Entries taken from a collection
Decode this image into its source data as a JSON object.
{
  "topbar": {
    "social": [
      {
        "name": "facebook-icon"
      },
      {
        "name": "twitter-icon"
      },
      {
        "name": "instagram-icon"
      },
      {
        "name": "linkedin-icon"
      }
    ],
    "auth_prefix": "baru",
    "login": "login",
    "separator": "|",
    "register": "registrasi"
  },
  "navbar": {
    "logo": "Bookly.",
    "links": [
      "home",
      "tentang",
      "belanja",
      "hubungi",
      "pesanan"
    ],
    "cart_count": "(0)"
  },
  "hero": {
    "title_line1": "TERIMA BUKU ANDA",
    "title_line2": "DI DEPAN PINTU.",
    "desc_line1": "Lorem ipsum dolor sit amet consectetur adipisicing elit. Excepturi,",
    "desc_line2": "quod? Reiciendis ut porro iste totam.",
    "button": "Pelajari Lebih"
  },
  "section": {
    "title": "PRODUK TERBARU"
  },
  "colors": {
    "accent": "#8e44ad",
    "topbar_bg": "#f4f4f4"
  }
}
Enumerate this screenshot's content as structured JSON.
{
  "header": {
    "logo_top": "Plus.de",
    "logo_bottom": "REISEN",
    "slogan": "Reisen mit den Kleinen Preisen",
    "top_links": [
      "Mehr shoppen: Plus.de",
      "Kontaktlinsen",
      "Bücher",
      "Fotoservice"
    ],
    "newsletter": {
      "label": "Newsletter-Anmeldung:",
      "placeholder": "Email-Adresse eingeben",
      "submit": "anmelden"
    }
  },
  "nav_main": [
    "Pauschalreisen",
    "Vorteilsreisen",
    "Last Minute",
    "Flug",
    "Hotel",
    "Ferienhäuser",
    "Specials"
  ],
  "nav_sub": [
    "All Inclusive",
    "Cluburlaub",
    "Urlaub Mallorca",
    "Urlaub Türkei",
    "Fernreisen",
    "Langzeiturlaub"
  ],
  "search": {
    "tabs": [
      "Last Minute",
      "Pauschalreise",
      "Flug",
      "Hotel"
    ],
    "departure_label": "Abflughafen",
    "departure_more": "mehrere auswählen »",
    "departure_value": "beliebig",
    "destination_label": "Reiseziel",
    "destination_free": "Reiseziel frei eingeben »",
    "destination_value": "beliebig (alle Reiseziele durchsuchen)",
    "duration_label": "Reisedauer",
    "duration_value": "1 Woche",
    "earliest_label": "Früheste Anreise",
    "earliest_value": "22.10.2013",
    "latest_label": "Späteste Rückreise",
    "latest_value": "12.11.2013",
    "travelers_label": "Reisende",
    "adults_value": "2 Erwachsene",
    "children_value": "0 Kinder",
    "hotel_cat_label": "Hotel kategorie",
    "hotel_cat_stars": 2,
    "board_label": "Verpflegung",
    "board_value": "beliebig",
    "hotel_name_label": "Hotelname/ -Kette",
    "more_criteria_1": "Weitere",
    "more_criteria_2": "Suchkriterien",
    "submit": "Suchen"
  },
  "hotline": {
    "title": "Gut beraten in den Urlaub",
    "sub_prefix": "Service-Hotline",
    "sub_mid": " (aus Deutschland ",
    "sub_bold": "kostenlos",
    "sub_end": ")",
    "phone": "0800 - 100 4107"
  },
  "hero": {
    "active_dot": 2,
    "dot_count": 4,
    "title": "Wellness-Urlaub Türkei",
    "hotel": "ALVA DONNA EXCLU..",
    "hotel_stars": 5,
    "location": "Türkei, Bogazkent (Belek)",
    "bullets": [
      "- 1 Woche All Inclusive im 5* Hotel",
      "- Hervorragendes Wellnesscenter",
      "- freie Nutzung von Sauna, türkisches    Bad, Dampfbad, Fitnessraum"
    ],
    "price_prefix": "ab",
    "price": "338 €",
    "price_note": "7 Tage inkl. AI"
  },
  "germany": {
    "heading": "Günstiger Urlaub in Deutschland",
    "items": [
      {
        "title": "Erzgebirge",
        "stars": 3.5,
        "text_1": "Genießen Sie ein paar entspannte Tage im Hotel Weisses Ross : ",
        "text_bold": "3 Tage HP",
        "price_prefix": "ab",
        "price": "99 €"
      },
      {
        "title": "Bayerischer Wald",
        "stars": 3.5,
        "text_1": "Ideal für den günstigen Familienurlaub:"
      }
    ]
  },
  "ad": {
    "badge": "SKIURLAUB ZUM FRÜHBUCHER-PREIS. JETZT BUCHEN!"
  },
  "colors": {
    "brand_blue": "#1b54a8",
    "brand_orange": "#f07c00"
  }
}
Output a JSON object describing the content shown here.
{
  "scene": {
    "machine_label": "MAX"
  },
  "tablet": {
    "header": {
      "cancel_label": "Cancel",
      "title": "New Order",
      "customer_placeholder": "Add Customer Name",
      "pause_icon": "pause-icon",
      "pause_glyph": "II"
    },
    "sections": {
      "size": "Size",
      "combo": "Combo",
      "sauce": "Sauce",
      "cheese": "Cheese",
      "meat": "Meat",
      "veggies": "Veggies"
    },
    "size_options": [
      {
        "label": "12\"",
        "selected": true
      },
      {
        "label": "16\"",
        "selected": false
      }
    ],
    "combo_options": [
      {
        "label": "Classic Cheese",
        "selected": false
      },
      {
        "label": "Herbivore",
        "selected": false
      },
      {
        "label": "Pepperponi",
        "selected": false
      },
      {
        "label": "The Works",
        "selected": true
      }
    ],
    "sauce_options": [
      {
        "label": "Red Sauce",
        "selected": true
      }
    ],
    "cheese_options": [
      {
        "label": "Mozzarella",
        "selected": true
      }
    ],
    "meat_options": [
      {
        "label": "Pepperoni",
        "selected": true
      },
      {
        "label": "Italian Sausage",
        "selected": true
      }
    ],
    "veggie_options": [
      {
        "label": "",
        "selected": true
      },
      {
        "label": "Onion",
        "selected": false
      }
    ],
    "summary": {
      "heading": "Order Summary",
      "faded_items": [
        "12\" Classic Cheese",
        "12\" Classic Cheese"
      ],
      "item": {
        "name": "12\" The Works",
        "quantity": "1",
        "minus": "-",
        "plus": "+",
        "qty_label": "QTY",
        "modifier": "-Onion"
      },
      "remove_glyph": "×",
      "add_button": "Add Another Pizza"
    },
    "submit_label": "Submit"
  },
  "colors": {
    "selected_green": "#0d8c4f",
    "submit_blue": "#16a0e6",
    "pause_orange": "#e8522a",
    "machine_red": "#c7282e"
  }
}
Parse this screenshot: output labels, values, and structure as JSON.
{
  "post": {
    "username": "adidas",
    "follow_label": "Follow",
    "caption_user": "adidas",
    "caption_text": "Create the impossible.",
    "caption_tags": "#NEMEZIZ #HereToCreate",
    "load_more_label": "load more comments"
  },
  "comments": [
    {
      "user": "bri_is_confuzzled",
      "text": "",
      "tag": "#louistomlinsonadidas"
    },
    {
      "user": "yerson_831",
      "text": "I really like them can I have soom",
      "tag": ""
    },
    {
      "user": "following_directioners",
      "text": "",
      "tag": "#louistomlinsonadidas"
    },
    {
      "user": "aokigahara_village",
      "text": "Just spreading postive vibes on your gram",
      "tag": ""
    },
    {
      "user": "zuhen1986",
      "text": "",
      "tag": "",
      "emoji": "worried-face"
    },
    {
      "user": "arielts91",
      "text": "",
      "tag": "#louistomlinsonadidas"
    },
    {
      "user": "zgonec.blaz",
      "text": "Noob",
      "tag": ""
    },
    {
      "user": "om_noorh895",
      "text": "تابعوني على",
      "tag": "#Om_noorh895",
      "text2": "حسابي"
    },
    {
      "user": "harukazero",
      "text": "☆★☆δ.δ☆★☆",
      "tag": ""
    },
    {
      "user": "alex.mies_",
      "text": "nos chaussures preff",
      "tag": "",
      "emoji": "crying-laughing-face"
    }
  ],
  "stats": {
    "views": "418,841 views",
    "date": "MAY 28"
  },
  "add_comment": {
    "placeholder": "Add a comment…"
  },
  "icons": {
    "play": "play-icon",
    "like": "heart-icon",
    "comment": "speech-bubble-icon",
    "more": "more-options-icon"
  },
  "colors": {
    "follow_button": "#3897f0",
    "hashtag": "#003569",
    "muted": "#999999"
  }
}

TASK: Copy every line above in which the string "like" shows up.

RESULT:
      "text": "I really like them can I have soom",
    "like": "heart-icon",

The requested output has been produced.